Acequias in New Mexico and Colorado have successfully developed and implemented changes in state water laws to accommodate the unique norms, customs, and practices of the acequia systems. But the communal owners of the acequias in New Mexico are receiving hard economic pushes from land developers and current inflation that are pushing them to consider selling the valued acequia.[5] The customary law of the acequia is older than and at variance with the Doctrine of Prior Appropriation, and the statutes promulgating acequia water law represent a rare instance of water pluralism in the context of Western water law in the United States (see Hicks & Peña (2003)). For example, the Doctrine of Prior Appropriation is based on the principle of "first in use, first in right", while acequia norms incorporate not just priority but principles of equity and fairness. This is evident in the fact that Prior Appropriation considers water to be a commodity owned by private individuals while acequia systems treat water as a community resource that irrigators have a shared right to use, manage, and protect. The concept of a shared responsibility natural resources reflects the beliefs stemming from the Spanish and Indigenous people who brought the acequia to the U.S. The plethora of cultural behaviors and values that created acequia communities still exist in the United States.[2]

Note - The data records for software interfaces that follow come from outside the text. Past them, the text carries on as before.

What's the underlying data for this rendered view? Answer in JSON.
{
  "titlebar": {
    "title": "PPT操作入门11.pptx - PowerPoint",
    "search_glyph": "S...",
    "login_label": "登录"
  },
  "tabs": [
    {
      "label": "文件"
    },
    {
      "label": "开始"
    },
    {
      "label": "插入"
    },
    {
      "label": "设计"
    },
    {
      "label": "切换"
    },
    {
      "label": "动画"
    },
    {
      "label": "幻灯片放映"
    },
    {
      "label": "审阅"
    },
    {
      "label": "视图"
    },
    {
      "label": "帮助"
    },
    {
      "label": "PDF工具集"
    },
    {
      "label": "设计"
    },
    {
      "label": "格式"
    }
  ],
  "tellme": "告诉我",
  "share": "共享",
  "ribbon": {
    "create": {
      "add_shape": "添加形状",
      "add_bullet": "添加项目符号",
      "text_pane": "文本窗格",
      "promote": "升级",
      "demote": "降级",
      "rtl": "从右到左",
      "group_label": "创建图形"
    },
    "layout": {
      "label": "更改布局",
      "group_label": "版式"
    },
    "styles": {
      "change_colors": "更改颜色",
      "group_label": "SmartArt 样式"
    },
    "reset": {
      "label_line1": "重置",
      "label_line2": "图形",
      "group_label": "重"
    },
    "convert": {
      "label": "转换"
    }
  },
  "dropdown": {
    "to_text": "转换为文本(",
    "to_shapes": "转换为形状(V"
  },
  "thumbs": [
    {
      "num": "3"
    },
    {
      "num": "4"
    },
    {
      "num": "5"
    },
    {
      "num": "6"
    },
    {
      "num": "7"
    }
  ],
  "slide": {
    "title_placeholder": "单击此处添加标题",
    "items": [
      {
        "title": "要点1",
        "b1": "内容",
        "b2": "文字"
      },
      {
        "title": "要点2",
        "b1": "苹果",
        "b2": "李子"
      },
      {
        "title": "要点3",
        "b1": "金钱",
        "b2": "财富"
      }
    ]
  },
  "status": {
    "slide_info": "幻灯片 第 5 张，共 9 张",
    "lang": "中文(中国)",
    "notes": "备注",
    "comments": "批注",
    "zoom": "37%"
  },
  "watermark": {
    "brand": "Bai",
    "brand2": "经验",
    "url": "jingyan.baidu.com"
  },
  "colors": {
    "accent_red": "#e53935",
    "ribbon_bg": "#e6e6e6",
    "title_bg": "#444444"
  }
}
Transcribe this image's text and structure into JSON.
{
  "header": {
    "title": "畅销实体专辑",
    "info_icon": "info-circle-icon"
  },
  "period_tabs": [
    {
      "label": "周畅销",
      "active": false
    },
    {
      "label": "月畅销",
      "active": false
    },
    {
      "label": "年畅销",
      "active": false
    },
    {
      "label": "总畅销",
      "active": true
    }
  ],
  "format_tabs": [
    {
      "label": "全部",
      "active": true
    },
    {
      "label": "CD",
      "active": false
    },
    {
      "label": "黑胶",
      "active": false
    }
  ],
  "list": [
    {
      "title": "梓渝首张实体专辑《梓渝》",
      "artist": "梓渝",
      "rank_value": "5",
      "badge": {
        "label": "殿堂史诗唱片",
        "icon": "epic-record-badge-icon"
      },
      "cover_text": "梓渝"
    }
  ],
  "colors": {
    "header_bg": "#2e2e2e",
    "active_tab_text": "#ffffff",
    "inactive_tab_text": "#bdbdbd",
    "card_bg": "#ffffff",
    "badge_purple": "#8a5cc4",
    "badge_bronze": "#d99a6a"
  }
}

While prior doctrines allow for water to be sold away from the basin of origin, the acequia system prohibits the transference of water from the watershed in which it is situated and thus considers water as an "asset-in-place". The Prior regime is based on a governance regime in which the members of a mutual ditch company will vote based on their proportional ownership of shares so that larger farmers have more votes. In contrast, the acequia system follows a "one farmer, one vote" system that has led researchers to consider this a form of "water democracy".[8][10]

Acequia law also requires that all persons with irrigation rights participate in the annual maintenance of the community ditch including the annual spring time ditch cleanup known as the limpieza y saca de acequia.[12]


See also



Works cited

Further reading